On May 4, 2017, President Trump promised to end a longstanding dispute between the Little Sisters of the Poor, an order of Catholic nuns, and the federal government. The dispute was over an accommodation of the nuns’ religious objections to the Affordable Care Act’s (ACA) requirements that most health plans provide cost-free contraception coverage. On October 6, the Trump administration basically ended that dispute—but it also did much more.
Through rules that took effect immediately, the administration announced a new federal policy that differs from previous policy in three key ways. First, the new rules greatly expand the types of employers that are excused from these contraception coverage requirements. Under the previous policy, houses of worship, religiously affiliated nonprofits and closely held businesses did not have to contract, arrange, pay or refer for contraception coverage for their employees. Under the new rules, virtually any nongovernmental employer can exempt themselves from these requirements, including publicly traded corporations asserting religious objections to providing contraception coverage. Second, while the previous policy only recognized religious objections to providing contraception coverage, the new policy states that moral objections are equally valid in many cases. Finally, while the previous policy ensured that almost all women working for objecting employers would get such coverage either from an insurer or third-party administrator (TPA), the government drops any attempt to ensure that this coverage is provided in the new rules. Thus, many women who are receiving contraception coverage under the previous policy may now lose it.

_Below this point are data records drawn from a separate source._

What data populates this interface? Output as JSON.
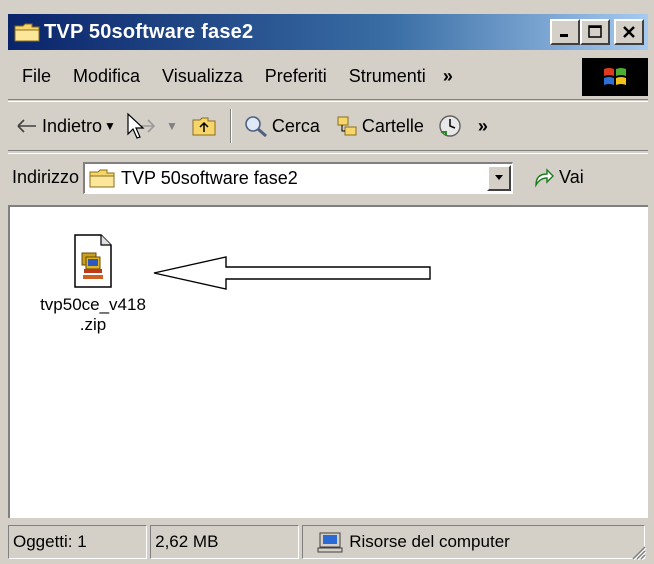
{
  "window": {
    "title": "TVP 50software fase2",
    "icon": "folder-icon",
    "controls": [
      "minimize-icon",
      "maximize-icon",
      "close-icon"
    ]
  },
  "menubar": {
    "items": [
      "File",
      "Modifica",
      "Visualizza",
      "Preferiti",
      "Strumenti"
    ],
    "overflow": "»",
    "logo": "windows-logo-icon"
  },
  "toolbar": {
    "back": "Indietro",
    "search": "Cerca",
    "folders": "Cartelle",
    "overflow": "»"
  },
  "addressbar": {
    "label": "Indirizzo",
    "value": "TVP 50software fase2",
    "go": "Vai"
  },
  "content": {
    "files": [
      {
        "name_line1": "tvp50ce_v418",
        "name_line2": ".zip",
        "icon": "zip-file-icon"
      }
    ]
  },
  "statusbar": {
    "objects": "Oggetti: 1",
    "size": "2,62 MB",
    "zone": "Risorse del computer"
  },
  "colors": {
    "titlebar_start": "#0a246a",
    "titlebar_end": "#a6caf0",
    "chrome": "#d4d0c8"
  }
}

Since 2011, I have called for religious organizations to be exempted from the ACA’s contraception coverage requirements, while also insisting that women working for objecting employers should receive such coverage by other means. These new rules badly miss the mark by allowing even publicly traded corporations to exempt themselves from these requirements, while making no attempt to ensure that female employees of objecting employers receive cost-free contraception coverage, a benefit to which they are entitled under federal law.

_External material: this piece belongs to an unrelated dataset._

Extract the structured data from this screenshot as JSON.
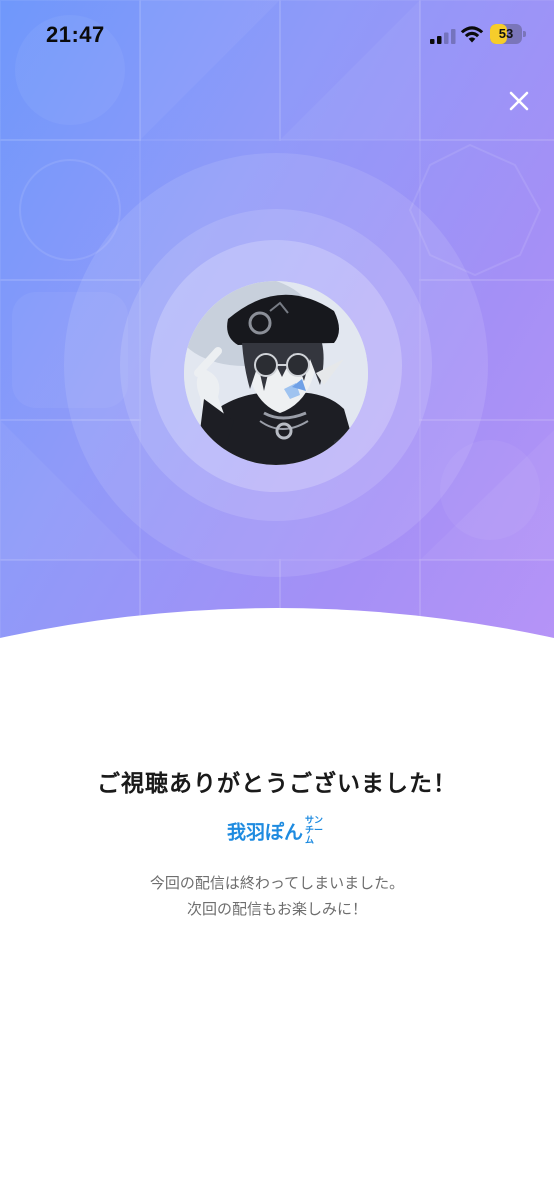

The religious exemptions in the new rules may violate the constitutional prohibition on religious accommodations that shift significant costs to people who do not benefit from them (here, female employees of objecting employers). Under these rules, women may effectively be forced by government to pay for the religious exercise of their employers. The U.S. Supreme Court has invalidated religious accommodations when they have failed to strike an appropriate balance. Even in the Burwell v. Hobby Lobby case, where the Court ruled that the government must accommodate the religious beliefs of closely held corporations that object to providing contraception coverage, the Court emphasized that the effect of that accommodation on the corporations’ female employees “would be precisely zero” because these women would receive such coverage from insurers or TPAs instead. The Court warned that its ruling should not be read to say that corporations must be accommodated no matter the impact of the accommodation on thousands of employees.

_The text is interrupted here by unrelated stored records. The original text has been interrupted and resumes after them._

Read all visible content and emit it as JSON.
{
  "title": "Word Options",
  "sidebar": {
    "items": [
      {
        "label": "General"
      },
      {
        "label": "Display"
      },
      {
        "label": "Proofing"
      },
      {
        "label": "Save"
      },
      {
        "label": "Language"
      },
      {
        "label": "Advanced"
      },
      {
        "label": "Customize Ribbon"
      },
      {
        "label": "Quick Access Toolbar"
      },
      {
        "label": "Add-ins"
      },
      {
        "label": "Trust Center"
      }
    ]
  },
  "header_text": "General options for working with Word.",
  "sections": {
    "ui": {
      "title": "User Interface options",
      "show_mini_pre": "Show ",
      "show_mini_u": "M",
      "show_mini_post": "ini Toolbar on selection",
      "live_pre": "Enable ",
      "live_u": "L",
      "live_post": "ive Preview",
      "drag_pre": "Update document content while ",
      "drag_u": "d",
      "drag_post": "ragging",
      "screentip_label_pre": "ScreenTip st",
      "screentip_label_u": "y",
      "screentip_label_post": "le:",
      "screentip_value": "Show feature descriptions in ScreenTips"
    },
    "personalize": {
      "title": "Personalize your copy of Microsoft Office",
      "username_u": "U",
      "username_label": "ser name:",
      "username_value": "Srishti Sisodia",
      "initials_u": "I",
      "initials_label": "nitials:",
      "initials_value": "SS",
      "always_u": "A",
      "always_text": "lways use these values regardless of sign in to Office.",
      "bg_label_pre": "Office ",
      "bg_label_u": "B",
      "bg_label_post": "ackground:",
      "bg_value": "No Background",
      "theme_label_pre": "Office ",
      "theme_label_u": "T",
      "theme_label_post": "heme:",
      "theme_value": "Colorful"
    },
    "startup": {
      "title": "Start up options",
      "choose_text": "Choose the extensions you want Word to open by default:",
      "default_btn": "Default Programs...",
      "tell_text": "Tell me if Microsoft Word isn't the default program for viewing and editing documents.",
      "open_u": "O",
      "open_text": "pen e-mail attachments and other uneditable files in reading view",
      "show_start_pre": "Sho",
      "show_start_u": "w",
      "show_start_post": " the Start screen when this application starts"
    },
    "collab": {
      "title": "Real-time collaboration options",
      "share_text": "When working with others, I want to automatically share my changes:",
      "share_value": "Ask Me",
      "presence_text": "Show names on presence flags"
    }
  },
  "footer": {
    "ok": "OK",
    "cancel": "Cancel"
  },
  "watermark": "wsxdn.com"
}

While the new rules note that there are some governmental programs that provide contraception for low-income women, the administration makes no effort to ensure that these programs would actually provide cost-free contraception to women working for objecting employers, much less in a manner that would not be overly burdensome for these women. Further, some of these programs, such as Medicaid, are on the administration’s chopping block.
The administration takes this approach even though objecting employers have repeatedly insisted that there are many acceptable ways for the state to ensure that women get cost-free coverage from entities other than them. For example, these objectors have noted that the government could “us[e] Title X to make free contraceptives available to any women whose plans do not include them.” The Trump administration could have urged the Republican-controlled Congress to make this happen, but it did not, nor did it make any effort to examine these and other possibilities.
Unfortunately, the new rules may result in an increase in unintended pregnancies and abortions. NBC has reported that a 2012 study found that when women got birth control at no cost to them, the number of unintended pregnancies and abortions dropped by between 62 and 78 percent, and other studies have come to similar conclusions. It is puzzling to see an administration that says it is pro-life downplay concerns like these.
The new rules also have procedural defects. They became effective immediately, rather than allowing for comments to be submitted and considered first. Yes, this matter has a long history, one in which thousands of comments have been filed. But the policy set forth in this rule is almost entirely new.
It would be a welcome development if the lawsuits that are being filed against these new rules—or any Congressional action—result in revisions bringing us closer to a solution that respects religious bodies, women working for objecting employers and Supreme Court precedent. Ultimately, the best resolution would be to adopt a system where health care is not delivered mostly through employers—that way, employers would not have to worry about whether the health care coverage they provide to their employees comports with their faith and values, and workers would not have to worry that the health coverage they need could be vetoed by their bosses.
Until we get there, however, we must seek a better way of protecting rights and interests on all sides. Religious freedom is a fundamental human right that must be defended, and exemptions sometimes must be upheld even when third parties believe they are harmed by those exemptions. For example, synagogues are permitted to hire rabbis, not Baptist preachers, no matter how upstanding those Baptists may be or how much they need a job.
In this case, however, cost-free contraception coverage is a federally mandated benefit for most women under the ACA, and it is possible to accommodate interests on both sides, even if it cannot be done to everyone’s complete satisfaction. Given Supreme Court precedent, seeking such accommodation is the prudent choice. It is also the right course, especially in a country whose future depends partially on our ability to continue to find ways to live together across our deepest differences. The Trump administration did not make that choice, but a win-win solution here should still be our goal.